Keeping customers happy and making their in-store experiences entertaining and engaging form the foundation of retail outlets’ marketing and operational mission. Implemented properly and strategically, technology can generate benefits that transcend isolated in-person events to deliver fully integrated, omnichannel customer encounters that inspire loyalty and maximize lifetime value. The key is data—its collection, interpretation, and mobilization. Technology facilitates both the use of data to continuously improve the in-store experience and empowers in-store encounters to enhance the data used to engage customers both online and in person.

In-store experiences, whether in the form of retailtainment, local color, community spirit, or streamlined workflow, lay the groundwork for blurring any line between digital and physical commerce. These experiences make shoppers more amenable to BOPIS, curbside pickup, and other fulfillment options that cut costs and increase profits and efficiency. Data lends insight into individual customers’ preferences, behaviors, and purchasing triggers. Data informs the personalization of messages, the timing of interactions, and the customized offers that will drive shoppers to take action.

OneView Commerce supplies the full-stack digital and data tools retailers need to enhance online and in-person experiences and to connect them in a unified strategy that delivers consistent outstanding customer/store transactions. Cloud-based unified commerce escorts customers between social, web, mobile, and physical encounters seamlessly, identifying patterns and trends and expanding the capabilities of other critical retail technologies. Giving physical stores insight into visitation patterns, for instance, informs inventory management and solidifies customer relationships by ensuring the products they come to purchase are in stock and easy to find. Data collected about a customer’s purchases, in turn, inform marketing automation to provide better recommendations, reminders, and promotions.

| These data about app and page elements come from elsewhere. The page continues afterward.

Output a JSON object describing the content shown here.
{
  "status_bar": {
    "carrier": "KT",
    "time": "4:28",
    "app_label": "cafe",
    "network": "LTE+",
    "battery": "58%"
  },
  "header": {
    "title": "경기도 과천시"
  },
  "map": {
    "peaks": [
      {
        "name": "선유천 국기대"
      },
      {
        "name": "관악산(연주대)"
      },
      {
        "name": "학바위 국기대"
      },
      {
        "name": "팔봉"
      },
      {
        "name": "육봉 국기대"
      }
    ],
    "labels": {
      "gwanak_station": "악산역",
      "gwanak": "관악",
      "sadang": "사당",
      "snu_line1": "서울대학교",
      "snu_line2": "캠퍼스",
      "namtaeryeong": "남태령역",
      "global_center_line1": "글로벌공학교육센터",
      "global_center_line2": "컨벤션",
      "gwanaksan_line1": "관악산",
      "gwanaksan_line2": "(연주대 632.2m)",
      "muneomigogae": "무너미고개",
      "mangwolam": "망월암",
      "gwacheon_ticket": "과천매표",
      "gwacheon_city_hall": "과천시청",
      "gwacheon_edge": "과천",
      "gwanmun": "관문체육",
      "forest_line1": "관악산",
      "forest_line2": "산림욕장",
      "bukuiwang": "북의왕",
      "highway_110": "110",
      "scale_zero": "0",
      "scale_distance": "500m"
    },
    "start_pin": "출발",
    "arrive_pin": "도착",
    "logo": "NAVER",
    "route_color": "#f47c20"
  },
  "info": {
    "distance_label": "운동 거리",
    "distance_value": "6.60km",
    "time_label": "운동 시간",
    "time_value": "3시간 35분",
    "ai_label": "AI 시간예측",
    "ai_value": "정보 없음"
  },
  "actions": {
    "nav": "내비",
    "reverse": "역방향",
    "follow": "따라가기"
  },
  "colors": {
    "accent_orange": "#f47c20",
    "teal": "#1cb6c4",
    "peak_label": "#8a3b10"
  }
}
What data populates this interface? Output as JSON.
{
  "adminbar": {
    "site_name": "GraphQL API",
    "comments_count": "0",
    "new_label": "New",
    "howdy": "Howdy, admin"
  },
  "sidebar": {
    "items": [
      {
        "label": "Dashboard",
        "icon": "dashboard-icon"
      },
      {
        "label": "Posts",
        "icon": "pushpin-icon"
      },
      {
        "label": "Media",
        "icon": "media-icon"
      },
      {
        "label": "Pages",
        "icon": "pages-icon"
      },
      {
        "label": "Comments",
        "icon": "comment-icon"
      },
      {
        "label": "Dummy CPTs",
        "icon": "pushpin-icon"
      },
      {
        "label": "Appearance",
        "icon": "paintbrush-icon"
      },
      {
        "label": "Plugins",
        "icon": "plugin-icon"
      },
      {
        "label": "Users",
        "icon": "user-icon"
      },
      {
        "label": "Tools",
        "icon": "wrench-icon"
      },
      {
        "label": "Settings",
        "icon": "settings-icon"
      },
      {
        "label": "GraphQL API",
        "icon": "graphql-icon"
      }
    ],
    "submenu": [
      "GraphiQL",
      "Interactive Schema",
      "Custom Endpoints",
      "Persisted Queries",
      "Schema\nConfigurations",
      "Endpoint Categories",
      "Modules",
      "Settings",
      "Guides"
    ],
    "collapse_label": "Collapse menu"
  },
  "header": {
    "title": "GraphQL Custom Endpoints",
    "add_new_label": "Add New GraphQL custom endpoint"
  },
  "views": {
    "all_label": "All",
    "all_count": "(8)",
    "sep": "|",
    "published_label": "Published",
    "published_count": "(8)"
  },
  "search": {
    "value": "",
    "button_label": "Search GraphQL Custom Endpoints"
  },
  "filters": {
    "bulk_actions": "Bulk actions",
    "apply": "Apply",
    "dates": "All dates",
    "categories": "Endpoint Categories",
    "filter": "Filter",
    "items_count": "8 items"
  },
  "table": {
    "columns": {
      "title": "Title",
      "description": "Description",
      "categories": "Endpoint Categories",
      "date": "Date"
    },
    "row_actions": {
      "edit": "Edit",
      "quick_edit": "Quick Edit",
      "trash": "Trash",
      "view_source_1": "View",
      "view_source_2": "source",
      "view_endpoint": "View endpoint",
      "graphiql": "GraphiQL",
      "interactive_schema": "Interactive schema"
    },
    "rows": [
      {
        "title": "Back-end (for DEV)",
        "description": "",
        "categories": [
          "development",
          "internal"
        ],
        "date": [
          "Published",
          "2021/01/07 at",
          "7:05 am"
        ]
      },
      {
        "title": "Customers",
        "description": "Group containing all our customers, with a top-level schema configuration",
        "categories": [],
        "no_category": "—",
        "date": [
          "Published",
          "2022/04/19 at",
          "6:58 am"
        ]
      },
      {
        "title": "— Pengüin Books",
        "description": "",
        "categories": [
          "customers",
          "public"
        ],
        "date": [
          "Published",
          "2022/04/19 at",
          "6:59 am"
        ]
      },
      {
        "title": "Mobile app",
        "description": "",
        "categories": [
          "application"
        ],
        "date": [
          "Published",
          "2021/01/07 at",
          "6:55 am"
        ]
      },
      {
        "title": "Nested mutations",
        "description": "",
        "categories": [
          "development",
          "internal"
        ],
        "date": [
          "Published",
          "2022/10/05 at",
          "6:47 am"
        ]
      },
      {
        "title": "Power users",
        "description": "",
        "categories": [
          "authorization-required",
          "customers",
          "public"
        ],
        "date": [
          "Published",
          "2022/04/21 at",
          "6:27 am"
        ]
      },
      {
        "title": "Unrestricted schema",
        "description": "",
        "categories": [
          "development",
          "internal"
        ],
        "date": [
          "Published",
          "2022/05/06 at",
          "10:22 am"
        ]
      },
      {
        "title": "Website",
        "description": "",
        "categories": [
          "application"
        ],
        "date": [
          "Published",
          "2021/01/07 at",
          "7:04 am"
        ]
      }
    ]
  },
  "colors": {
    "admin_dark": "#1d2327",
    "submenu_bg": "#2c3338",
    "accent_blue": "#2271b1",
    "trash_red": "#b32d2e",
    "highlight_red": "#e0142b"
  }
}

OneView Commerce’s Unified Commerce platform ensures customers’ in-store experiences exceed their expectations. For more OneView insights on creating noteworthy customer experiences, visit our blog. And to learn how OneView’s unified approach to online and online commerce can empower your marketing content and operational processes, contact us to schedule a demonstration.


Lexy Johnson

Go-to-market and thought leadership strategist empowering OneView teams to bring exceptional products to market